** What is being asked **
Please return all lines in the listing holding the word "VerySimpleTests".

Start of Block

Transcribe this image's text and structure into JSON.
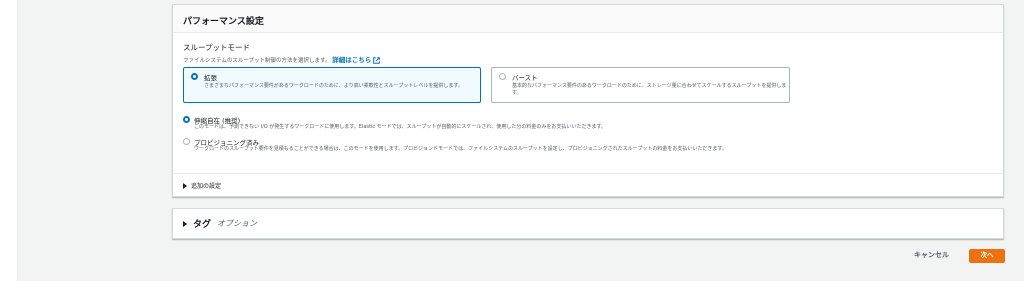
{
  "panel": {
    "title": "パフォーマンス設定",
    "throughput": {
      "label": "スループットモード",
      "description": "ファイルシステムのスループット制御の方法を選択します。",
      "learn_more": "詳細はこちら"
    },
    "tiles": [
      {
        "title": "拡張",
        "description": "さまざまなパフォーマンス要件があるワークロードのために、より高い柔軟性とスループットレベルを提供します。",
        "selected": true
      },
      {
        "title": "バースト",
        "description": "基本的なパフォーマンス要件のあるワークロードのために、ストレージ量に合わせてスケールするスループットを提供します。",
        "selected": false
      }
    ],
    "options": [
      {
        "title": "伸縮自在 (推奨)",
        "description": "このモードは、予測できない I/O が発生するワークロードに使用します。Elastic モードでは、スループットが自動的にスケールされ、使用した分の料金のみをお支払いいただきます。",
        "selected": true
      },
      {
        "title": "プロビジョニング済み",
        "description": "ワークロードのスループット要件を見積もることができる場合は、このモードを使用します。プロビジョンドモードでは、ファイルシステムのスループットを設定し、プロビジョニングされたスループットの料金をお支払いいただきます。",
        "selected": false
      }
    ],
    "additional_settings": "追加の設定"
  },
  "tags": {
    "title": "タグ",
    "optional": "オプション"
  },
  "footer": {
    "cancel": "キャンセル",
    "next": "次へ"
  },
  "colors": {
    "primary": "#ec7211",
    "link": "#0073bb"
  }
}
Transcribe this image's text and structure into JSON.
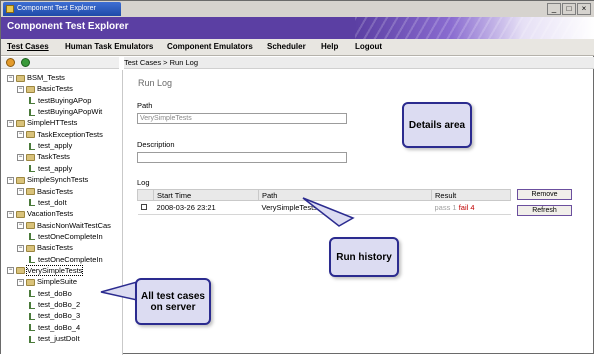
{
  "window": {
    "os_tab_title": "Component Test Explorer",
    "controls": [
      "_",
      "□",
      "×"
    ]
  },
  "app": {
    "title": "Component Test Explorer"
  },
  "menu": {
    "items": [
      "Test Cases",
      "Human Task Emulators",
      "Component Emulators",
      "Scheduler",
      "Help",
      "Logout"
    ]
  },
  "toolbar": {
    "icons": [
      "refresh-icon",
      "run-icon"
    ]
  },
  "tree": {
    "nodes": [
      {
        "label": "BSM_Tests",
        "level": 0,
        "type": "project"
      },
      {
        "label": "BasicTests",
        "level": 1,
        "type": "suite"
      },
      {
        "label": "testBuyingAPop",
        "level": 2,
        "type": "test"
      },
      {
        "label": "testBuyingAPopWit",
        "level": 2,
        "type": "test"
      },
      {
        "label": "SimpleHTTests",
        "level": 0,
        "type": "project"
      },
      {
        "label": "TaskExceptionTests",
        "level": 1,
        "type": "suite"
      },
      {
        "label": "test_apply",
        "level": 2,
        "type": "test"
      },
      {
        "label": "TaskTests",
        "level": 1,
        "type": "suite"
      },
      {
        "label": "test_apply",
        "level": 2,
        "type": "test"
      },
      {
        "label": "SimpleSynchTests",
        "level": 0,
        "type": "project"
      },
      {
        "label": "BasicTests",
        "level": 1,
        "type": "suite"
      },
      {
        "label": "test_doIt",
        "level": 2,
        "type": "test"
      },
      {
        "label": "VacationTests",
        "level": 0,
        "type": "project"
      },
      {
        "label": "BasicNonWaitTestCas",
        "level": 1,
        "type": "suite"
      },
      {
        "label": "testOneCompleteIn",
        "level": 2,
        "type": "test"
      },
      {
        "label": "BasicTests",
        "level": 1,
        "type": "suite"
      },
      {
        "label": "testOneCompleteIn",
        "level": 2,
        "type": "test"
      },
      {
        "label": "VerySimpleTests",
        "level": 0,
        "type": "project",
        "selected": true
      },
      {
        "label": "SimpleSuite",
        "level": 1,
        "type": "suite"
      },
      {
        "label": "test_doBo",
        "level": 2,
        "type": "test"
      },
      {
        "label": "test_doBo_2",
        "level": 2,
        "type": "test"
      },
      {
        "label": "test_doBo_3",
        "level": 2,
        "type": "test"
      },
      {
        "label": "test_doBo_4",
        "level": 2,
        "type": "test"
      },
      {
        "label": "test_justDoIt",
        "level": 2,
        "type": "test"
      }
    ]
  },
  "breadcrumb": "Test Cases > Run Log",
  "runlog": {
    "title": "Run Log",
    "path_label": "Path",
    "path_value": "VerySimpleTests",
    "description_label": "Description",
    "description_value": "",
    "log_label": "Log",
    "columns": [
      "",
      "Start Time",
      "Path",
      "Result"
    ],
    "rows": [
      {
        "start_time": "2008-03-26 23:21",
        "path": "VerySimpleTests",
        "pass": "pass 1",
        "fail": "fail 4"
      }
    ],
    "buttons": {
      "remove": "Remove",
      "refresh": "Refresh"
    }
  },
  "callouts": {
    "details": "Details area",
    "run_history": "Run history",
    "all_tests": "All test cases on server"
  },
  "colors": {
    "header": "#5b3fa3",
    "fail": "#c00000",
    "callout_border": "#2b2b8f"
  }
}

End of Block
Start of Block

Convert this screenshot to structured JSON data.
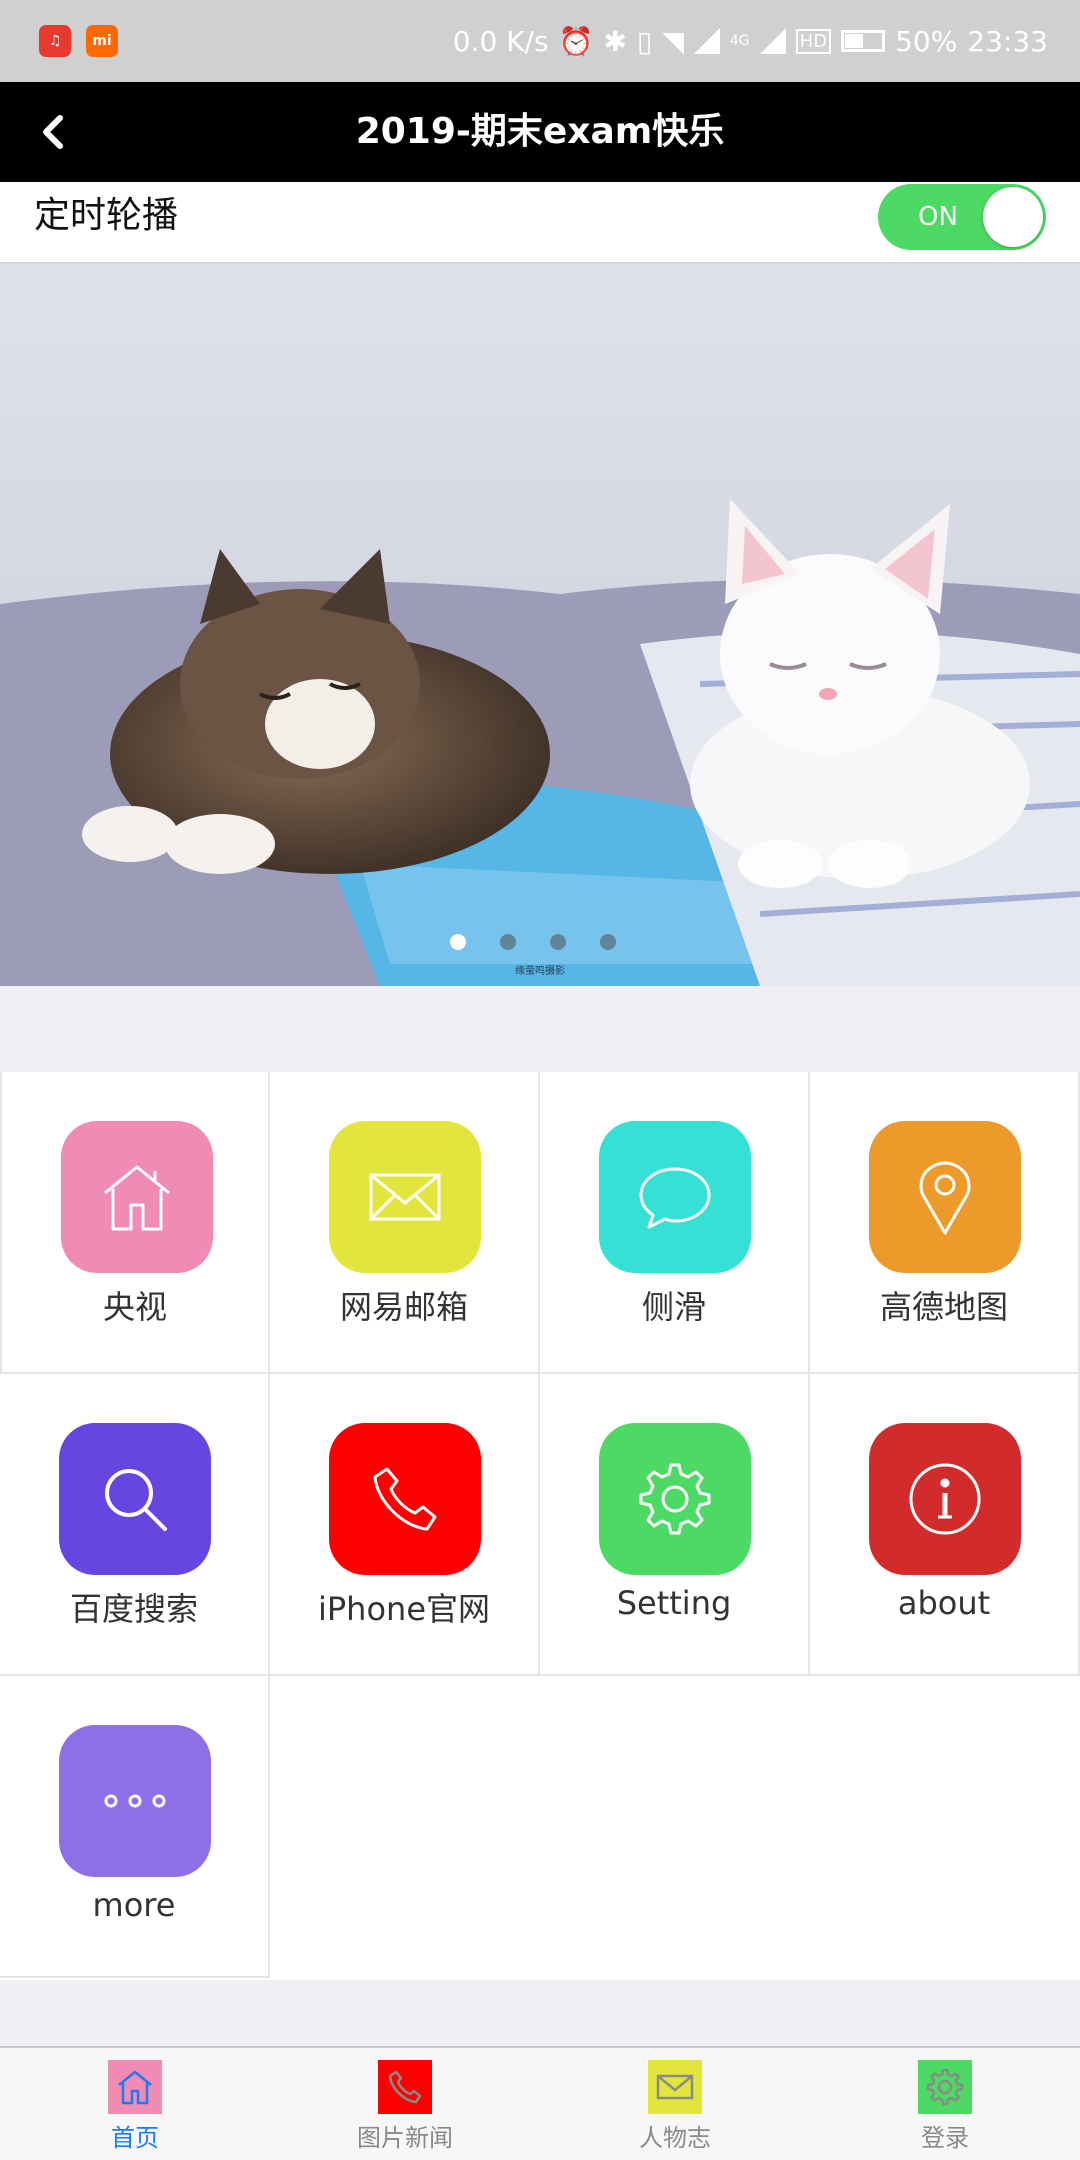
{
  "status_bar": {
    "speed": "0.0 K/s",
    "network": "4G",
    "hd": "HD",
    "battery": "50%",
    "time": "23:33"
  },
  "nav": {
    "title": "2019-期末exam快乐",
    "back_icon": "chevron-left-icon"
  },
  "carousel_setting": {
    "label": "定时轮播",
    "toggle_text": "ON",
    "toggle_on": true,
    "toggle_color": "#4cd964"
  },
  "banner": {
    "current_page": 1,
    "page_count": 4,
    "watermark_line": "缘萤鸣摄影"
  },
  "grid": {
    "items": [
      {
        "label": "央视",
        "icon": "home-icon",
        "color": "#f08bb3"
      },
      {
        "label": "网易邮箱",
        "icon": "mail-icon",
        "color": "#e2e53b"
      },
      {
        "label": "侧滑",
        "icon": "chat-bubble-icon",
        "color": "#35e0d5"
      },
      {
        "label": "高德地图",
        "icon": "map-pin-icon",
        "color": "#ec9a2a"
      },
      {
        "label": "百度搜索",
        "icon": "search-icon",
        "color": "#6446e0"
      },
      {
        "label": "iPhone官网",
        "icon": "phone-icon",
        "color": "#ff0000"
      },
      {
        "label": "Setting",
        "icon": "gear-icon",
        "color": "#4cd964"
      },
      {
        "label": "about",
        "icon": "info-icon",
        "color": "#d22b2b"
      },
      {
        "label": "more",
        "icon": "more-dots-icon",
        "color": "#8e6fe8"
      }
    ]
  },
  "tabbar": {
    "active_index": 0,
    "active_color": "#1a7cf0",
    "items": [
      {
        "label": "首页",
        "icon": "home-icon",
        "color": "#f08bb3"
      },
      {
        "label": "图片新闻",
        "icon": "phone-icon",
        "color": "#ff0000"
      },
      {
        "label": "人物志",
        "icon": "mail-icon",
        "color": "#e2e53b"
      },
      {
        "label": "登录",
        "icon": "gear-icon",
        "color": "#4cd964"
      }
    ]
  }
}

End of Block

** Response area **
        "label": "VerySimpleTests",
    "path_value": "VerySimpleTests",
        "path": "VerySimpleTests",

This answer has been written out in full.